As I grew older, the stories of other young black men being lynched for fun by an angry mob of white men would be the topic of grown people’s conversations. They didn’t want the children to hear the stories. We heard anyway and they seemed to be something out of a bad dream.
We heard many stories of how somebody’s uncle or cousin had to be covered with hay or vegetables bound for the market, to make their getaway from a lynch mob.
Today, lynching has taken on a different form. With interracial marriages and young black boys dating young white girls in the open, you’d think lynchings belonged to another generation; another time.
Still, lynching happens. Not in the same way it happened to blacks back in the day in the deep South, but it still happens. Today, we lynch with words. We lynch over the internet and on Facebook. Today, lynchings happen when we hate another person because he or she believes in a different religion and do acts of violence against them. Or when someone is from a different culture. Or simply because they don’t look or act like us. At such times, we lynch our brothers and sisters with slanderous words and deeds.
You say lynching is too tough a word? I think not. Especially when I remember the thousands of young people who have been bullied into early graves by hateful words. Or when I remember the young man who was beaten, tied to a post and left to die on a lonely road because he was different or gay. Or the young black man who mistook his new white acquaintances for friends. The new friends later would tie him to the back of a pickup truck and drag him over the rough road until the flesh was torn from his body. To think the men were his new friends was simply deception, and a lynching in its truest form.
These incidents didn’t happen in the 1940s. They happened within the past two decades or so. They tell me that we can never let our guards down. Lynching happens. It happens each time we look the other way when someone is being hurt. It happens when we hate and when we teach our children to hate.

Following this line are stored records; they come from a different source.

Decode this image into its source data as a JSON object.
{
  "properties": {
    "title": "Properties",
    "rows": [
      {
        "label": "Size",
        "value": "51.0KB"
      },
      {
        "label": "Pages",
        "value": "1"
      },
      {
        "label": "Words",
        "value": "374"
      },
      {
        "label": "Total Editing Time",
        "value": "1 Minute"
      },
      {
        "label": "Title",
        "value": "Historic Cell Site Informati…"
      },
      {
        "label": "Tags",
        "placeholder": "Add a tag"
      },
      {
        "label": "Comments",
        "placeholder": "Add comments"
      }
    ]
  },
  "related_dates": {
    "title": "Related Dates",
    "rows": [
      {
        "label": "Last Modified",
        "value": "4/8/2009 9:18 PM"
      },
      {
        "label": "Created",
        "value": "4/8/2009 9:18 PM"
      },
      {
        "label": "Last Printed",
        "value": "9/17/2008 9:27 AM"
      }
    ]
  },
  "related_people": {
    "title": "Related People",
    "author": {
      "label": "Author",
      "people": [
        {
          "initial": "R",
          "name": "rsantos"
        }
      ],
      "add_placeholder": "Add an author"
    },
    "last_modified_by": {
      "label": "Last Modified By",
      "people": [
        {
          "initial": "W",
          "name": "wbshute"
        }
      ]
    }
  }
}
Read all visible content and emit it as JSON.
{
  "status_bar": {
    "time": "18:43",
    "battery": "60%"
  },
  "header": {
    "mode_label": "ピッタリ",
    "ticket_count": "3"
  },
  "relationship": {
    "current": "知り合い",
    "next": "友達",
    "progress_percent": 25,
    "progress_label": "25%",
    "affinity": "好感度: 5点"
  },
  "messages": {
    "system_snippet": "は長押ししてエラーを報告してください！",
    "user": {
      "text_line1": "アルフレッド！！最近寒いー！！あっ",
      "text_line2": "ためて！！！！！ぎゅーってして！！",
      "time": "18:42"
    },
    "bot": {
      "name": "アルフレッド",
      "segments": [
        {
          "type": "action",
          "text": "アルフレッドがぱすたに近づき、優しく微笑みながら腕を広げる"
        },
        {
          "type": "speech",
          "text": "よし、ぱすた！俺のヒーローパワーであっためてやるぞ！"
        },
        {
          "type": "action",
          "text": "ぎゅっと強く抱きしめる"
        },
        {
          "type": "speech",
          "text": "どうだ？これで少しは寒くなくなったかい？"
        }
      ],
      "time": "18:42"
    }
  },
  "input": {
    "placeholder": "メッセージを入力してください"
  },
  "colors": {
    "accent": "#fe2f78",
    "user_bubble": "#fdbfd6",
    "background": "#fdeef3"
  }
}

I know that sometimes I seem to be a bit preachy. I don’t mean to be. I just want you to stop and think before acting. I say each of us can work on stopping the lynching.
Zora Neale Hurston Festival

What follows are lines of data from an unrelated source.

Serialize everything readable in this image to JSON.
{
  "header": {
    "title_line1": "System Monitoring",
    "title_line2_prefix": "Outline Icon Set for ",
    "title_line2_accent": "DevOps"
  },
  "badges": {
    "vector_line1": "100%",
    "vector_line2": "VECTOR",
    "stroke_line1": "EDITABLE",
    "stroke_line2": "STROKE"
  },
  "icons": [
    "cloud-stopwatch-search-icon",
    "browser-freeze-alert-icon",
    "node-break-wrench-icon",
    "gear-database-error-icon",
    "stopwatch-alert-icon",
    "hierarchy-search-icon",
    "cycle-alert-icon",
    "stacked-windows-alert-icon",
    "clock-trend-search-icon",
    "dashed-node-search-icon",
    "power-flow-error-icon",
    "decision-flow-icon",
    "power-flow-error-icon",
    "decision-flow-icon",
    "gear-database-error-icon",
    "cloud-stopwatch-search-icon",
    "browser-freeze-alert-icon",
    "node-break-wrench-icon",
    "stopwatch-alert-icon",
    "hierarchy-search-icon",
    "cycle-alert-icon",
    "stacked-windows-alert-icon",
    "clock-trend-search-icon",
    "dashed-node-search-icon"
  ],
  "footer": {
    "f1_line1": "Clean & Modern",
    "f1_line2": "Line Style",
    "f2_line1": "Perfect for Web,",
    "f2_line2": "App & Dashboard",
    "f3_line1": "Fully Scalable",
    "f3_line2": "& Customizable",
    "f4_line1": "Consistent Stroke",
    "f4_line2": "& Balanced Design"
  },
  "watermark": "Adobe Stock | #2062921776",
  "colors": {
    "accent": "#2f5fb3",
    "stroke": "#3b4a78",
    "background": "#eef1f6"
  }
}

It’s time again for the Zora Neale Hurston Festival, held each year in the late writer’s hometown of Eatonville, Florida.
This year’s festival will be on Feb. 2, and the Booker T. Washington alumni class of 1960 is sponsoring a one-day, round-trip to Eatonville for $70 per person. The cost covers transportation, complimentary refreshment, and festival admission. The cost for children ages 6 and under is $40.

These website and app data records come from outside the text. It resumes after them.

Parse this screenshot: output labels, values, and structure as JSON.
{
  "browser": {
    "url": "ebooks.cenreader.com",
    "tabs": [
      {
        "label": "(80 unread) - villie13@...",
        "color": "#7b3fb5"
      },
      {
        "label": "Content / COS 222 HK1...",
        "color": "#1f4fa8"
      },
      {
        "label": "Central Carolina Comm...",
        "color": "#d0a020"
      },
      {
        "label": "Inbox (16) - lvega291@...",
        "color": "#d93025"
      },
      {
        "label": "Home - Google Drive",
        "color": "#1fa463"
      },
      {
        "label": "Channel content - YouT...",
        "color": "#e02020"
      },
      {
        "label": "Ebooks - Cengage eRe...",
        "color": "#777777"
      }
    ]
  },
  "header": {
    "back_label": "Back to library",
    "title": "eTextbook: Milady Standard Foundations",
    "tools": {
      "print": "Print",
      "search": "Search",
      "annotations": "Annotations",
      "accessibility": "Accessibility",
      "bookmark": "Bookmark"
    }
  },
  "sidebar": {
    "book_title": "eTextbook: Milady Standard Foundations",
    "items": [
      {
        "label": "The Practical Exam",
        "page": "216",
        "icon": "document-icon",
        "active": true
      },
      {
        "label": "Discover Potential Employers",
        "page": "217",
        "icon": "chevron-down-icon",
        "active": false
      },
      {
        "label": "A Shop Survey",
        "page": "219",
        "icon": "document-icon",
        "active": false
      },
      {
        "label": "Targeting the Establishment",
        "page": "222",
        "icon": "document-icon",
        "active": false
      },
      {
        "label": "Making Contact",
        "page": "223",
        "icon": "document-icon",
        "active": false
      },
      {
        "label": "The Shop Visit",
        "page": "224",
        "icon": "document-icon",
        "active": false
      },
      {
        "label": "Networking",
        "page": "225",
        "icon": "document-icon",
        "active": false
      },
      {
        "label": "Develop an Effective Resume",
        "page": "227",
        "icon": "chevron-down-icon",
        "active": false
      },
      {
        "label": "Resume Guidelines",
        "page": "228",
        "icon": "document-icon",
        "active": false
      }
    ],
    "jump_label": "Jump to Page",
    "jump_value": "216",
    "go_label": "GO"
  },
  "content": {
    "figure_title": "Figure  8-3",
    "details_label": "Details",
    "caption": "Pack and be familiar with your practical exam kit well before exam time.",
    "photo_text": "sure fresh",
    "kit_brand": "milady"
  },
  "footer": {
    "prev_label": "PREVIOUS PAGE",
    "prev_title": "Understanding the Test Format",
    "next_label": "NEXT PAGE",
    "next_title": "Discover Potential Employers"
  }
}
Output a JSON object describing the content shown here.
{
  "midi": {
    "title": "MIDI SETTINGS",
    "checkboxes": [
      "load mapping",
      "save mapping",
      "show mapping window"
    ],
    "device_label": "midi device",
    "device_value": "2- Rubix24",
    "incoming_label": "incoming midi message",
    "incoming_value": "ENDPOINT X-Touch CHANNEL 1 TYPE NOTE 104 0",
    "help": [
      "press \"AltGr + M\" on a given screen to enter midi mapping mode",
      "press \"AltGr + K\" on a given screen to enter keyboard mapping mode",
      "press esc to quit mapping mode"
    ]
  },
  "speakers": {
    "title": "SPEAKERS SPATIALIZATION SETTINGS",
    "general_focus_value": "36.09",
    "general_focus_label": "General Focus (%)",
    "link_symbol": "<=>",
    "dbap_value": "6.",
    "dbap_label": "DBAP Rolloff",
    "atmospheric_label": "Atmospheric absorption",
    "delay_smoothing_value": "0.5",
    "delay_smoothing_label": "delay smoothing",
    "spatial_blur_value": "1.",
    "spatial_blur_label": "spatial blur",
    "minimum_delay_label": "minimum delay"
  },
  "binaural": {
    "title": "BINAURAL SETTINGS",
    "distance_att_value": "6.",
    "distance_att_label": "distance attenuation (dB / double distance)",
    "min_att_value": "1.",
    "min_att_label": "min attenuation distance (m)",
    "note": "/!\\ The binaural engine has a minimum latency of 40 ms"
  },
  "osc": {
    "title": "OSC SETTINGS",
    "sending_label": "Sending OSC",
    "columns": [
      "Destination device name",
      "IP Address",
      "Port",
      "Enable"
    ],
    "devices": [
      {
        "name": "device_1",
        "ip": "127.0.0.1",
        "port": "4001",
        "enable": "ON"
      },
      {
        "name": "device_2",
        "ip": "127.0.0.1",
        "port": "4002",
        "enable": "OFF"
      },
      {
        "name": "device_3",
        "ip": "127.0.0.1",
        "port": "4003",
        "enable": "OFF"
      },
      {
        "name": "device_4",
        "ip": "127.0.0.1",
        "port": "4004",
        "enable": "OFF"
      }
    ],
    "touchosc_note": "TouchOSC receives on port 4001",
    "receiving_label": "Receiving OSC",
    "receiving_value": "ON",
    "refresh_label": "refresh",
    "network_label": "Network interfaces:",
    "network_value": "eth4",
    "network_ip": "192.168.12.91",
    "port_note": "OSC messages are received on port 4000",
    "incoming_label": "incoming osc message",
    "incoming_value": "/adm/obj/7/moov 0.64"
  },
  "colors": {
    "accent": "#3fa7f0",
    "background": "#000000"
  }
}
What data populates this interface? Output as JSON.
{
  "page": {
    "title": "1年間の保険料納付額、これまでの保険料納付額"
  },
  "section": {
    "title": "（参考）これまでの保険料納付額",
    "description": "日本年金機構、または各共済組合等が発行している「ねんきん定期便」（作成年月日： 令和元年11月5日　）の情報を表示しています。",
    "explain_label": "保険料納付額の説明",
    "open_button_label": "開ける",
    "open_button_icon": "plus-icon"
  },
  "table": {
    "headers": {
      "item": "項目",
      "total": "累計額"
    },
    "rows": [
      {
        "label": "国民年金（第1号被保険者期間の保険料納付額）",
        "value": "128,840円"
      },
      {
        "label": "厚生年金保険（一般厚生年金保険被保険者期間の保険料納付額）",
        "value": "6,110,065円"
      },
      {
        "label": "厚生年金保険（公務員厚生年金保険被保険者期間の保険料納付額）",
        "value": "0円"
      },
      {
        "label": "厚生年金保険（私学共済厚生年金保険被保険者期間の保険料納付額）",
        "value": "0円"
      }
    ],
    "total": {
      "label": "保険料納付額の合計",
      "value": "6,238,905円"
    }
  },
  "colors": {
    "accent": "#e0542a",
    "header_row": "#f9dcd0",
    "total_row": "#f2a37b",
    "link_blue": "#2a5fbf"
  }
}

The bus will leave the Golden Glades Terminal (North parking lot) at 6 a.m. and will depart from Eatonville at 5:30 p.m. Don’t forget to bring a portable chair and a light sweater or jacket. No outside food, beverages or ice coolers will be allowed at the festival.
For more information call Cornelia Sands, 305-621-6412; Ramona Exum, 305-625-2961, or Jimmie Knowles, 786-346-2282.
Dr. Martin Luther King Jr. Day
The Historic Hampton House will celebrate Dr. Martin Luther King Jr. Day from 1 to 5 p.m. Monday. The day will include viewing the films “The Tree of Knowledge” and “The Hampton House.” The exhibit “One Night In Miami” will be in the museum of the Hampton House.
Other events at the Hampton House will include line dancing with Linda Holloway and the music of Paul Bodie and the Island Boys. The Hampton House is at 4240 NW 27th Ave. in Brownsville. Call 305-638-5800 for more information.
“Grand Conversations,” six weeks of higher learning, study and discussion, is now being held at the Miami Beach JCC, 4221 Pine Tree Dr. The next session will be on Wednesday and will feature Rabbi Cheryl Weiner speaking on the topic “Secrets and Souls - Hasidic Stories.”
The sessions are presented by Dr. Miriam Klein Kassenoff, director of the Holocaust Institute, and are free to members. The cost to nonmembers is $20 per day. Call 305-534-3206 for details.